Saskatchewan forgoes holiday COVID-19 restrictions despite dire projections
REGINA — New COVID-19 projections suggest case numbers will sharply rise in Saskatchewan without stronger public health measures, but the province is not expecting to tighten restrictions for the holidays.
“We will see a surge with Omicron, we can’t escape that,” Dr. Saqib Shahab, chief medical health officer, said Tuesday.
The projections released by the province suggest that Omicron-driven cases and hospitalizations will increase dramatically by the end of the month without stronger interventions. It suggested there could be more than 300 daily infections at the start of 2022.
It could be significantly curbed, the projections said, with stronger public health measures such as limiting group sizes and capacity.
Shahab said he will be watching the situation closely and the government’s response must be proportionate, fast and flexible. He encouraged people to be cautious, but did not require people to gather in smaller groups.
“Actions taken over the holidays will project if and when we see a surge,” he said.
There were 67 cases reported Tuesday and 98 people in hospital due to COVID-19, including 30 people in intensive care.
Shahab said Omicron is not dominant in Saskatchewan, although it is expected to spread widely in a few weeks.
Testing has identified 82 Omicron cases in the province and Shahab said two-thirds are from international or interprovincial travel.
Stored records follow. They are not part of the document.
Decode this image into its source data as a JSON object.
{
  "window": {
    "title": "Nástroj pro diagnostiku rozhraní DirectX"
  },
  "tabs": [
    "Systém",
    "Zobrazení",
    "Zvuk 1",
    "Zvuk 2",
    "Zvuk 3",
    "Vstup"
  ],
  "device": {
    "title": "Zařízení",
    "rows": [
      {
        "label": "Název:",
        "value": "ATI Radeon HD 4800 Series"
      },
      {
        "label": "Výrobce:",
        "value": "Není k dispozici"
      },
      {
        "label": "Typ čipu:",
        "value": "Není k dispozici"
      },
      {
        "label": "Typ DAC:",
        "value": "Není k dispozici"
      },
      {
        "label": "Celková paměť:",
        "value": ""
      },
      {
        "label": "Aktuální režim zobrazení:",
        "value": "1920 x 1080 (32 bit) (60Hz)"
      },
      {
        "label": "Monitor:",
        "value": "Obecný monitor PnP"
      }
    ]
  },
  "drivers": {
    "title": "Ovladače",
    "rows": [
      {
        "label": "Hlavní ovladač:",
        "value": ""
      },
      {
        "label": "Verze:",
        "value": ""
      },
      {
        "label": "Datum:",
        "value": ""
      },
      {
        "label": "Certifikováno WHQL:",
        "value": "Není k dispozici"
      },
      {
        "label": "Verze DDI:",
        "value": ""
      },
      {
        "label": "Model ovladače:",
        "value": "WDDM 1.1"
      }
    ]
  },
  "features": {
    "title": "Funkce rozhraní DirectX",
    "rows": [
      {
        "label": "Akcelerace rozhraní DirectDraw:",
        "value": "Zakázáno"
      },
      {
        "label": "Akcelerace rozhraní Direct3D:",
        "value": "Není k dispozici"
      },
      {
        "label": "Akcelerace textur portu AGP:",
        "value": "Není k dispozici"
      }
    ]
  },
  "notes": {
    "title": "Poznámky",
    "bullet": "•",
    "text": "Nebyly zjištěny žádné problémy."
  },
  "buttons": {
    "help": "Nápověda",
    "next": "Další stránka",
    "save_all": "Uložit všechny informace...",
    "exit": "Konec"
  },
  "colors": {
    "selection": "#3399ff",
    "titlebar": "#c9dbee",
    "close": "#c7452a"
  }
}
Many regions across the country have tightened public health restrictions as Omicron cases increase. Dr. Theresa Tam, Canada’s chief public health officer, urged people last week to “carefully consider and adjust your holiday plans to minimize risks.”
It’s not clear the severity of illness caused by Omicron, Tam said, but the sheer number of infections could overwhelm health-care systems.
Shahab said that he had recommended internally to the government that people in Saskatchewan need to reduce contacts by 50 per cent. No further restrictions have been implemented, with the province releasing holiday guidelines for rapid testing and ventilation instead.
He urged people to get vaccinated and booster shots to help lessen the impact of the highly transmissible variant.
Projections showed unvaccinated people in Saskatchewan were six times more likely to test positive for COVID-19, 14 times more likely to end up in hospital, and 23 times more likely to require intensive care than those who are fully vaccinated.
Marlo Pritchard, president of the Saskatchewan Public Safety Agency, suggested people use rapid tests before gathering with family and friends.
“As we approach this holiday season, I want to take this opportunity to remind everyone to be smart, diligent with their family events and how we plan to gather together,” he said.